*WHAT IS REQUIRED*.
Extract the full set of records, then give each one again exactly.
SUPPLIED RECORDS below:
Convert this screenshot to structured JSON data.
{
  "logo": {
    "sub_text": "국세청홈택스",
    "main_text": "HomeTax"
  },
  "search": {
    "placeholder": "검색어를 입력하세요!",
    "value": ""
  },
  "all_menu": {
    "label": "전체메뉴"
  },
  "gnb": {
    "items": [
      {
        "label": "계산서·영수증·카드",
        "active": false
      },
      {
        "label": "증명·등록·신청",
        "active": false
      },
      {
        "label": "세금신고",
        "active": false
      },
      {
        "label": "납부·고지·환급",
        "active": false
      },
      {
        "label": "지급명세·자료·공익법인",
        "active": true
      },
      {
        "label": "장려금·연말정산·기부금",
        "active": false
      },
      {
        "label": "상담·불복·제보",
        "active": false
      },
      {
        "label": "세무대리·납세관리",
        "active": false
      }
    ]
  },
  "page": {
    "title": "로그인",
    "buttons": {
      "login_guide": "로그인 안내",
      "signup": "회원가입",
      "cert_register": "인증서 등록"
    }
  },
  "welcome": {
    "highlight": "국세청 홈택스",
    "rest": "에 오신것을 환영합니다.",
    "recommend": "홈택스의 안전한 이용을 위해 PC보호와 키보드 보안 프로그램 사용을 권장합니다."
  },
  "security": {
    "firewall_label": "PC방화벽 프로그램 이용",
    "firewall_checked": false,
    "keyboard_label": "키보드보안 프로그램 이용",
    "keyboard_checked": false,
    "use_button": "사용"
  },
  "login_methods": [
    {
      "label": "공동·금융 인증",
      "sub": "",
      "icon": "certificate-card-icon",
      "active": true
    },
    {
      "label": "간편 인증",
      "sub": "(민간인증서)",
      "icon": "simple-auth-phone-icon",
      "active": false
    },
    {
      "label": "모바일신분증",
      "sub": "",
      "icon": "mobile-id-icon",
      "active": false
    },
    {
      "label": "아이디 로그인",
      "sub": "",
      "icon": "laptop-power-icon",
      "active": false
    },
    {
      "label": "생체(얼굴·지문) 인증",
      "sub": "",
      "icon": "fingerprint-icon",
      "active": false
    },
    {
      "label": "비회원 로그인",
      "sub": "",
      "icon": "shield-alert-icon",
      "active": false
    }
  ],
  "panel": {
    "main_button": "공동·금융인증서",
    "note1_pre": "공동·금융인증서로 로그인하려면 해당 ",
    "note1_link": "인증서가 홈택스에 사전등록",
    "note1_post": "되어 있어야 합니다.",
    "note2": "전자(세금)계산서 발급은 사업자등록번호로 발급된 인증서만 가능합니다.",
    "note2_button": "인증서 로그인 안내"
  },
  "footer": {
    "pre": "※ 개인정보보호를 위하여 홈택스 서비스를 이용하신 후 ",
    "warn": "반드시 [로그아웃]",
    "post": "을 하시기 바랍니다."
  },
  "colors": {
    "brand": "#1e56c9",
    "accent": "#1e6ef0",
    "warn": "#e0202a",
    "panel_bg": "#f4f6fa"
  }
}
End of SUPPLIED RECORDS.
*SOLUTION TO THE PROBLEM*.
Convert this screenshot to structured JSON data.
{
  "logo": {
    "sub_text": "국세청홈택스",
    "main_text": "HomeTax"
  },
  "search": {
    "placeholder": "검색어를 입력하세요!",
    "value": ""
  },
  "all_menu": {
    "label": "전체메뉴"
  },
  "gnb": {
    "items": [
      {
        "label": "계산서·영수증·카드",
        "active": false
      },
      {
        "label": "증명·등록·신청",
        "active": false
      },
      {
        "label": "세금신고",
        "active": false
      },
      {
        "label": "납부·고지·환급",
        "active": false
      },
      {
        "label": "지급명세·자료·공익법인",
        "active": true
      },
      {
        "label": "장려금·연말정산·기부금",
        "active": false
      },
      {
        "label": "상담·불복·제보",
        "active": false
      },
      {
        "label": "세무대리·납세관리",
        "active": false
      }
    ]
  },
  "page": {
    "title": "로그인",
    "buttons": {
      "login_guide": "로그인 안내",
      "signup": "회원가입",
      "cert_register": "인증서 등록"
    }
  },
  "welcome": {
    "highlight": "국세청 홈택스",
    "rest": "에 오신것을 환영합니다.",
    "recommend": "홈택스의 안전한 이용을 위해 PC보호와 키보드 보안 프로그램 사용을 권장합니다."
  },
  "security": {
    "firewall_label": "PC방화벽 프로그램 이용",
    "firewall_checked": false,
    "keyboard_label": "키보드보안 프로그램 이용",
    "keyboard_checked": false,
    "use_button": "사용"
  },
  "login_methods": [
    {
      "label": "공동·금융 인증",
      "sub": "",
      "icon": "certificate-card-icon",
      "active": true
    },
    {
      "label": "간편 인증",
      "sub": "(민간인증서)",
      "icon": "simple-auth-phone-icon",
      "active": false
    },
    {
      "label": "모바일신분증",
      "sub": "",
      "icon": "mobile-id-icon",
      "active": false
    },
    {
      "label": "아이디 로그인",
      "sub": "",
      "icon": "laptop-power-icon",
      "active": false
    },
    {
      "label": "생체(얼굴·지문) 인증",
      "sub": "",
      "icon": "fingerprint-icon",
      "active": false
    },
    {
      "label": "비회원 로그인",
      "sub": "",
      "icon": "shield-alert-icon",
      "active": false
    }
  ],
  "panel": {
    "main_button": "공동·금융인증서",
    "note1_pre": "공동·금융인증서로 로그인하려면 해당 ",
    "note1_link": "인증서가 홈택스에 사전등록",
    "note1_post": "되어 있어야 합니다.",
    "note2": "전자(세금)계산서 발급은 사업자등록번호로 발급된 인증서만 가능합니다.",
    "note2_button": "인증서 로그인 안내"
  },
  "footer": {
    "pre": "※ 개인정보보호를 위하여 홈택스 서비스를 이용하신 후 ",
    "warn": "반드시 [로그아웃]",
    "post": "을 하시기 바랍니다."
  },
  "colors": {
    "brand": "#1e56c9",
    "accent": "#1e6ef0",
    "warn": "#e0202a",
    "panel_bg": "#f4f6fa"
  }
}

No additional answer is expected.